## Problem to work on
Count the lines below that contain the word "arrow", and state only that number.

## Provided data
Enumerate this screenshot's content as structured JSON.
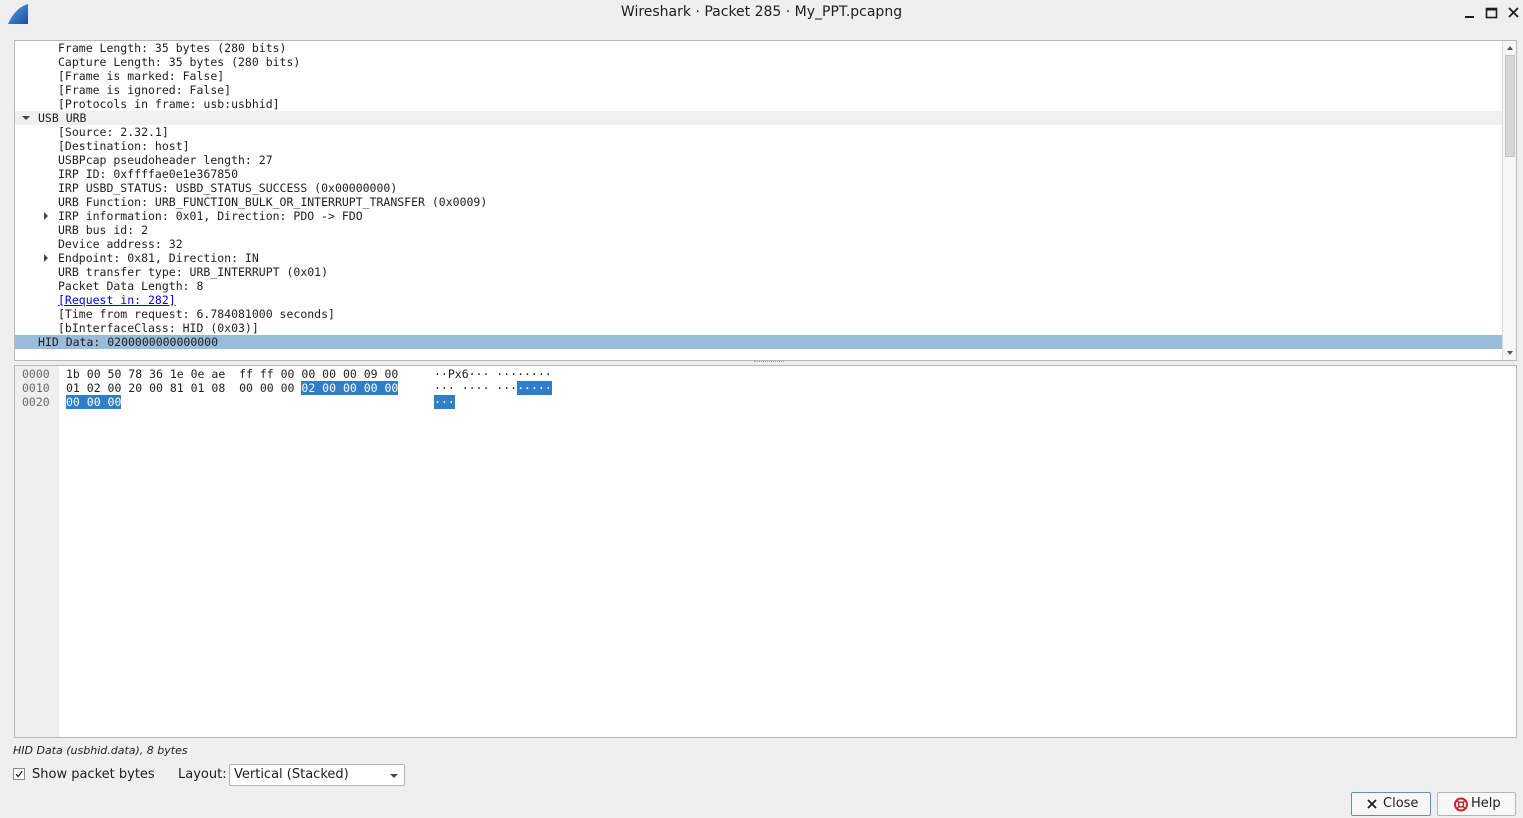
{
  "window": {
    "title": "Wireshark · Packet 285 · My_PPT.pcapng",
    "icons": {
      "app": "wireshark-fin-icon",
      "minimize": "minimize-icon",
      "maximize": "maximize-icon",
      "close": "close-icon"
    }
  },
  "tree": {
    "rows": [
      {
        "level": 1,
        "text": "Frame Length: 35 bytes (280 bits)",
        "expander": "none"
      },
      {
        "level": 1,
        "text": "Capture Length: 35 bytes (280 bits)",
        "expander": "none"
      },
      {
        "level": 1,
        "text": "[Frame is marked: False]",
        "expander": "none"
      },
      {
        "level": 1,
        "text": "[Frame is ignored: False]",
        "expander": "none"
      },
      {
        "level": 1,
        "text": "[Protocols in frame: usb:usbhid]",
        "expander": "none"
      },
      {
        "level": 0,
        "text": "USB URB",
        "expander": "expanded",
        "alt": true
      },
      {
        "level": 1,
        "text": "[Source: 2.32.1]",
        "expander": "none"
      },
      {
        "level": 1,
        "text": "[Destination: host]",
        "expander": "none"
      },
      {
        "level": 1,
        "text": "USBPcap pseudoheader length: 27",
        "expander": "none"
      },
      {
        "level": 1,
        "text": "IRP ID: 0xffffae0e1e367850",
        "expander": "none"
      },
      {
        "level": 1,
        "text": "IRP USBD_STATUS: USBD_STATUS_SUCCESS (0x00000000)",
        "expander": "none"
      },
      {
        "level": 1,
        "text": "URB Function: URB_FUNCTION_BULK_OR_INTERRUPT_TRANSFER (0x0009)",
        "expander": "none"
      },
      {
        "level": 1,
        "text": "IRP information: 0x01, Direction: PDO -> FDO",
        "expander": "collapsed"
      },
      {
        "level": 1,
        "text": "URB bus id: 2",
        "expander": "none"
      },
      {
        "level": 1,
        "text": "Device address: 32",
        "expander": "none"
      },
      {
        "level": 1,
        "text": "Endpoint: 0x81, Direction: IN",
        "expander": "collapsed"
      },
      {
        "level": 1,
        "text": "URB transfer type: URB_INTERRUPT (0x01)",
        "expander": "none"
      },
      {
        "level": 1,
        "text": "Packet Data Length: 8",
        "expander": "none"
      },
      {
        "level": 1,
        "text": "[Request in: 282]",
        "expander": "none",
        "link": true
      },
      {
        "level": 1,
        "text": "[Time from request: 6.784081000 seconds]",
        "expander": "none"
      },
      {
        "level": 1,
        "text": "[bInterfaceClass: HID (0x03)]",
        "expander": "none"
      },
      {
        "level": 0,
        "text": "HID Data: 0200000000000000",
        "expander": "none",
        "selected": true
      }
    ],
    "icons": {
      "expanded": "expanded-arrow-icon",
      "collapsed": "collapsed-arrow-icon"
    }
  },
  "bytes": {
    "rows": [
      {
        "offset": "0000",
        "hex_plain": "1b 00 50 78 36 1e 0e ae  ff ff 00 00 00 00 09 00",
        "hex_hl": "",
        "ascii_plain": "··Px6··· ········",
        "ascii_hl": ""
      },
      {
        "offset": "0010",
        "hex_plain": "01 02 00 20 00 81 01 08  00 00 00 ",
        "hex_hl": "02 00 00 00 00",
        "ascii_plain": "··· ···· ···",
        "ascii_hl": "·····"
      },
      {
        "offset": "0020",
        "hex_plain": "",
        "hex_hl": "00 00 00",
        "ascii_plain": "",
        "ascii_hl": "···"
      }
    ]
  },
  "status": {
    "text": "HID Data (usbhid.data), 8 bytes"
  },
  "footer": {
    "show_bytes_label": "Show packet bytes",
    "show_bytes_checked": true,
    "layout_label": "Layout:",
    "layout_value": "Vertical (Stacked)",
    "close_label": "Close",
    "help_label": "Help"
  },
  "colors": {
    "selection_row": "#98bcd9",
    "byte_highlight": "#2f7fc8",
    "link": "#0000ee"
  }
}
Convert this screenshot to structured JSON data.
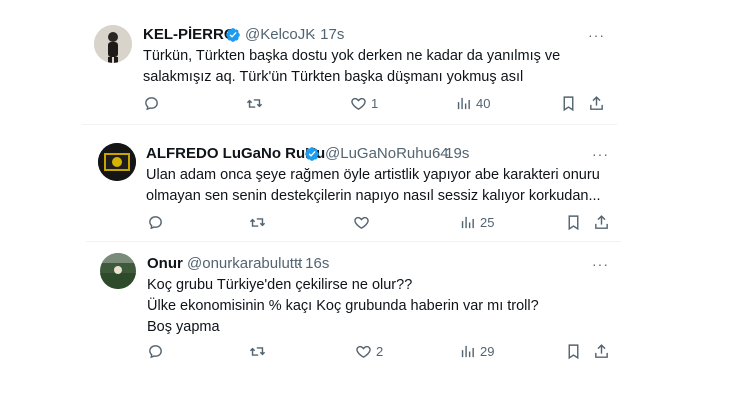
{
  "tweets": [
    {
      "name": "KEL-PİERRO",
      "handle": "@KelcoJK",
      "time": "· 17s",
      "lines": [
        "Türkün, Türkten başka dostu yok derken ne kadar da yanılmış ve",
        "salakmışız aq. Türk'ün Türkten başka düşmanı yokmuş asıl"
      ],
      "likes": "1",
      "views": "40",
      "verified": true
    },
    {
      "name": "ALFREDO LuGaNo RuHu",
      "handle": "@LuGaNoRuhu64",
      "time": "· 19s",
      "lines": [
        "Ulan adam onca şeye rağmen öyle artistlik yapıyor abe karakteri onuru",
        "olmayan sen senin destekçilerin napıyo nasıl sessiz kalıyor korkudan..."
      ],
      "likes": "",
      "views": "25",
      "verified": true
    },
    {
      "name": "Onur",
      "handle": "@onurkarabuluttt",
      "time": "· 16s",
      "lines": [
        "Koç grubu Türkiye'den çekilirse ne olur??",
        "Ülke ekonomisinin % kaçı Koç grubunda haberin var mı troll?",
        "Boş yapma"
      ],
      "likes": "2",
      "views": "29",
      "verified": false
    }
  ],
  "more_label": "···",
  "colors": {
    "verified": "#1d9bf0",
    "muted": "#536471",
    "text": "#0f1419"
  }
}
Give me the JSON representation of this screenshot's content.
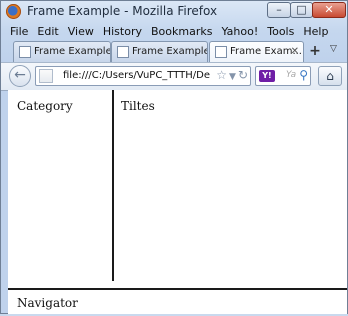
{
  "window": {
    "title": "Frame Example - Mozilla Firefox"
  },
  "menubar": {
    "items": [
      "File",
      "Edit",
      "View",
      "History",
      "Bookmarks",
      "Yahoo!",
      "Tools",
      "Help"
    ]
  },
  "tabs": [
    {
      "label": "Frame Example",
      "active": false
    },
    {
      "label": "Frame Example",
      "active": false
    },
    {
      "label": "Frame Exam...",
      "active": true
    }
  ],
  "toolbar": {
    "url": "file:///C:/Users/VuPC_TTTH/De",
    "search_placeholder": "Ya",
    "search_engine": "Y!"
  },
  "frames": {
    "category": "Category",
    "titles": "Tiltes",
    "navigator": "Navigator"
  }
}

## Output for this task
2